**How to complete this task**
Would you print the entire listing exactly, leaving nothing out?

**Records shown**
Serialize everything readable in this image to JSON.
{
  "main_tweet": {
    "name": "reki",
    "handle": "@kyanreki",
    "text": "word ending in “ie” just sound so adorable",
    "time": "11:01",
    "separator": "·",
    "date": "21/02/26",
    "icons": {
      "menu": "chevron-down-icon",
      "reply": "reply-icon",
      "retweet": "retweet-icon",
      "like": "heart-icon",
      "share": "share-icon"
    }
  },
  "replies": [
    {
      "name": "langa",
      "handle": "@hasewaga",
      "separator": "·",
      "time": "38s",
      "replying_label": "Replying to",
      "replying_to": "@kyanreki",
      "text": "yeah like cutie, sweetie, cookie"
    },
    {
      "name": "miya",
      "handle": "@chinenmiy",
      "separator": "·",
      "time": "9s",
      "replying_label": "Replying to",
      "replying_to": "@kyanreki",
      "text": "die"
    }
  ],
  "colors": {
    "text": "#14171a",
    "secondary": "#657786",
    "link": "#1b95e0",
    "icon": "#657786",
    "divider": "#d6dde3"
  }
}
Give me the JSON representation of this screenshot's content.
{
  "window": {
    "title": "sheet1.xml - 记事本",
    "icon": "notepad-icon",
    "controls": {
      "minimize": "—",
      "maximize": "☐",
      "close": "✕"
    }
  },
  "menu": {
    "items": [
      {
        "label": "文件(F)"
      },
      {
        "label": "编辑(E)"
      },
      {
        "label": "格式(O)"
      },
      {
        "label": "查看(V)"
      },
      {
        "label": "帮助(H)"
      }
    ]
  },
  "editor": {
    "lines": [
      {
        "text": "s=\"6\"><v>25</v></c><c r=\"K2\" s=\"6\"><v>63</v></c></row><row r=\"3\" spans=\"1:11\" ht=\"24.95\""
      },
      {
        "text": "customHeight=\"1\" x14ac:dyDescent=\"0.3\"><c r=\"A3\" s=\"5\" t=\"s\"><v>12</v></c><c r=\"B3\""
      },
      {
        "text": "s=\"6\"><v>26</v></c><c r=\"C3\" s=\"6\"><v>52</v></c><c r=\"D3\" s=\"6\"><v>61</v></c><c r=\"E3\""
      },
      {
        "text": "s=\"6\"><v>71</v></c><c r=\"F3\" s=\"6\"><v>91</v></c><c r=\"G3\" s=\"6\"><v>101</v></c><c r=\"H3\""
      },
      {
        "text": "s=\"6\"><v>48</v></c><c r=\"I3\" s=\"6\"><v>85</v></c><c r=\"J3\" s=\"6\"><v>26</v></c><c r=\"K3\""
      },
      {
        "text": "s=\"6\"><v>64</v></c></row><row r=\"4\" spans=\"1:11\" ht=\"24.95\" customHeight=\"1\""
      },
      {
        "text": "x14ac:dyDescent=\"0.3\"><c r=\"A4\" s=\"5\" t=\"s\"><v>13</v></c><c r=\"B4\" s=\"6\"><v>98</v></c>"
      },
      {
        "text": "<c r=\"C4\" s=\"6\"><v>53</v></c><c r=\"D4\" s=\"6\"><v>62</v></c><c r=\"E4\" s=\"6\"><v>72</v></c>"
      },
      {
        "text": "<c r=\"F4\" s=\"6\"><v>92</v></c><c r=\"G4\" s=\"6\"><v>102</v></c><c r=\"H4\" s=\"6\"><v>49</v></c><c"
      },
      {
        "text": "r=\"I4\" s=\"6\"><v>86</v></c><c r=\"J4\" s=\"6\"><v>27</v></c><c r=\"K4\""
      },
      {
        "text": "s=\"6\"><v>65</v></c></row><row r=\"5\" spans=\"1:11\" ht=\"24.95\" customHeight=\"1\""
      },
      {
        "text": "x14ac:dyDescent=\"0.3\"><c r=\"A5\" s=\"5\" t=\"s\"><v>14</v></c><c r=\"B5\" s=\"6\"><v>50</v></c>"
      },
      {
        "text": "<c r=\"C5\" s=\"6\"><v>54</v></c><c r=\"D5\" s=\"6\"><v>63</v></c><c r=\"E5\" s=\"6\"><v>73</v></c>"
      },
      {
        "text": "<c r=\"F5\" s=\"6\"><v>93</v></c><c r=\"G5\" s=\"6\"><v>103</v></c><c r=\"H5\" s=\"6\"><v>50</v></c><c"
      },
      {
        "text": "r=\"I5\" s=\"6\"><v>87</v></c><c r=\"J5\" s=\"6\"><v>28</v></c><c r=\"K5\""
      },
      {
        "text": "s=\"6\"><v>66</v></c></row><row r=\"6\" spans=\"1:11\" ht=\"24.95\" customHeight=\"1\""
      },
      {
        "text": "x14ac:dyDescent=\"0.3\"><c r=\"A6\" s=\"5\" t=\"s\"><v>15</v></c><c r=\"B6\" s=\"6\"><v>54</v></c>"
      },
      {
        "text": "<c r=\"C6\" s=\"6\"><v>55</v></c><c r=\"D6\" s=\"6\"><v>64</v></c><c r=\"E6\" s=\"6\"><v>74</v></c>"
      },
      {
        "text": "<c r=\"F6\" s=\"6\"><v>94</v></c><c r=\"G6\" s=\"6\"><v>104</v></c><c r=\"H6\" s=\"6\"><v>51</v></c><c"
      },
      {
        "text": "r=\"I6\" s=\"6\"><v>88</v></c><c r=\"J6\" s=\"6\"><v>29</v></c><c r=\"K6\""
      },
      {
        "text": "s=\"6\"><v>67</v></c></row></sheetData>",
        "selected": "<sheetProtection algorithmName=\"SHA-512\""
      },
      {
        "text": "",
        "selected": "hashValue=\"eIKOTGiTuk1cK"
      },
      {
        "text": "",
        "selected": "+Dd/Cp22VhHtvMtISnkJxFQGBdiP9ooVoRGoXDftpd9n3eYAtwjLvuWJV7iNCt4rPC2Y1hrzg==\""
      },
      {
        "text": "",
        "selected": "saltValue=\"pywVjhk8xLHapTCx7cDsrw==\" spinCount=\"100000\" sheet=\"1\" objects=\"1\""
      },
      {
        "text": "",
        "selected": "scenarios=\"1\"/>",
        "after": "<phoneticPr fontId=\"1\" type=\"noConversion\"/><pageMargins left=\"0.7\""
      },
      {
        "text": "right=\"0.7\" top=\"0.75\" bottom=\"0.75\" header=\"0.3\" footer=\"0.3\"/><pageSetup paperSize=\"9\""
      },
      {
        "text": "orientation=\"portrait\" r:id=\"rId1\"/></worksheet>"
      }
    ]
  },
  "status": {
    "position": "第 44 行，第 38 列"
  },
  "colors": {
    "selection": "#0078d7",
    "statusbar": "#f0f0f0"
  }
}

**Answer box**
Serialize everything readable in this image to JSON.
{
  "main_tweet": {
    "name": "reki",
    "handle": "@kyanreki",
    "text": "word ending in “ie” just sound so adorable",
    "time": "11:01",
    "separator": "·",
    "date": "21/02/26",
    "icons": {
      "menu": "chevron-down-icon",
      "reply": "reply-icon",
      "retweet": "retweet-icon",
      "like": "heart-icon",
      "share": "share-icon"
    }
  },
  "replies": [
    {
      "name": "langa",
      "handle": "@hasewaga",
      "separator": "·",
      "time": "38s",
      "replying_label": "Replying to",
      "replying_to": "@kyanreki",
      "text": "yeah like cutie, sweetie, cookie"
    },
    {
      "name": "miya",
      "handle": "@chinenmiy",
      "separator": "·",
      "time": "9s",
      "replying_label": "Replying to",
      "replying_to": "@kyanreki",
      "text": "die"
    }
  ],
  "colors": {
    "text": "#14171a",
    "secondary": "#657786",
    "link": "#1b95e0",
    "icon": "#657786",
    "divider": "#d6dde3"
  }
}
Give me the JSON representation of this screenshot's content.
{
  "window": {
    "title": "sheet1.xml - 记事本",
    "icon": "notepad-icon",
    "controls": {
      "minimize": "—",
      "maximize": "☐",
      "close": "✕"
    }
  },
  "menu": {
    "items": [
      {
        "label": "文件(F)"
      },
      {
        "label": "编辑(E)"
      },
      {
        "label": "格式(O)"
      },
      {
        "label": "查看(V)"
      },
      {
        "label": "帮助(H)"
      }
    ]
  },
  "editor": {
    "lines": [
      {
        "text": "s=\"6\"><v>25</v></c><c r=\"K2\" s=\"6\"><v>63</v></c></row><row r=\"3\" spans=\"1:11\" ht=\"24.95\""
      },
      {
        "text": "customHeight=\"1\" x14ac:dyDescent=\"0.3\"><c r=\"A3\" s=\"5\" t=\"s\"><v>12</v></c><c r=\"B3\""
      },
      {
        "text": "s=\"6\"><v>26</v></c><c r=\"C3\" s=\"6\"><v>52</v></c><c r=\"D3\" s=\"6\"><v>61</v></c><c r=\"E3\""
      },
      {
        "text": "s=\"6\"><v>71</v></c><c r=\"F3\" s=\"6\"><v>91</v></c><c r=\"G3\" s=\"6\"><v>101</v></c><c r=\"H3\""
      },
      {
        "text": "s=\"6\"><v>48</v></c><c r=\"I3\" s=\"6\"><v>85</v></c><c r=\"J3\" s=\"6\"><v>26</v></c><c r=\"K3\""
      },
      {
        "text": "s=\"6\"><v>64</v></c></row><row r=\"4\" spans=\"1:11\" ht=\"24.95\" customHeight=\"1\""
      },
      {
        "text": "x14ac:dyDescent=\"0.3\"><c r=\"A4\" s=\"5\" t=\"s\"><v>13</v></c><c r=\"B4\" s=\"6\"><v>98</v></c>"
      },
      {
        "text": "<c r=\"C4\" s=\"6\"><v>53</v></c><c r=\"D4\" s=\"6\"><v>62</v></c><c r=\"E4\" s=\"6\"><v>72</v></c>"
      },
      {
        "text": "<c r=\"F4\" s=\"6\"><v>92</v></c><c r=\"G4\" s=\"6\"><v>102</v></c><c r=\"H4\" s=\"6\"><v>49</v></c><c"
      },
      {
        "text": "r=\"I4\" s=\"6\"><v>86</v></c><c r=\"J4\" s=\"6\"><v>27</v></c><c r=\"K4\""
      },
      {
        "text": "s=\"6\"><v>65</v></c></row><row r=\"5\" spans=\"1:11\" ht=\"24.95\" customHeight=\"1\""
      },
      {
        "text": "x14ac:dyDescent=\"0.3\"><c r=\"A5\" s=\"5\" t=\"s\"><v>14</v></c><c r=\"B5\" s=\"6\"><v>50</v></c>"
      },
      {
        "text": "<c r=\"C5\" s=\"6\"><v>54</v></c><c r=\"D5\" s=\"6\"><v>63</v></c><c r=\"E5\" s=\"6\"><v>73</v></c>"
      },
      {
        "text": "<c r=\"F5\" s=\"6\"><v>93</v></c><c r=\"G5\" s=\"6\"><v>103</v></c><c r=\"H5\" s=\"6\"><v>50</v></c><c"
      },
      {
        "text": "r=\"I5\" s=\"6\"><v>87</v></c><c r=\"J5\" s=\"6\"><v>28</v></c><c r=\"K5\""
      },
      {
        "text": "s=\"6\"><v>66</v></c></row><row r=\"6\" spans=\"1:11\" ht=\"24.95\" customHeight=\"1\""
      },
      {
        "text": "x14ac:dyDescent=\"0.3\"><c r=\"A6\" s=\"5\" t=\"s\"><v>15</v></c><c r=\"B6\" s=\"6\"><v>54</v></c>"
      },
      {
        "text": "<c r=\"C6\" s=\"6\"><v>55</v></c><c r=\"D6\" s=\"6\"><v>64</v></c><c r=\"E6\" s=\"6\"><v>74</v></c>"
      },
      {
        "text": "<c r=\"F6\" s=\"6\"><v>94</v></c><c r=\"G6\" s=\"6\"><v>104</v></c><c r=\"H6\" s=\"6\"><v>51</v></c><c"
      },
      {
        "text": "r=\"I6\" s=\"6\"><v>88</v></c><c r=\"J6\" s=\"6\"><v>29</v></c><c r=\"K6\""
      },
      {
        "text": "s=\"6\"><v>67</v></c></row></sheetData>",
        "selected": "<sheetProtection algorithmName=\"SHA-512\""
      },
      {
        "text": "",
        "selected": "hashValue=\"eIKOTGiTuk1cK"
      },
      {
        "text": "",
        "selected": "+Dd/Cp22VhHtvMtISnkJxFQGBdiP9ooVoRGoXDftpd9n3eYAtwjLvuWJV7iNCt4rPC2Y1hrzg==\""
      },
      {
        "text": "",
        "selected": "saltValue=\"pywVjhk8xLHapTCx7cDsrw==\" spinCount=\"100000\" sheet=\"1\" objects=\"1\""
      },
      {
        "text": "",
        "selected": "scenarios=\"1\"/>",
        "after": "<phoneticPr fontId=\"1\" type=\"noConversion\"/><pageMargins left=\"0.7\""
      },
      {
        "text": "right=\"0.7\" top=\"0.75\" bottom=\"0.75\" header=\"0.3\" footer=\"0.3\"/><pageSetup paperSize=\"9\""
      },
      {
        "text": "orientation=\"portrait\" r:id=\"rId1\"/></worksheet>"
      }
    ]
  },
  "status": {
    "position": "第 44 行，第 38 列"
  },
  "colors": {
    "selection": "#0078d7",
    "statusbar": "#f0f0f0"
  }
}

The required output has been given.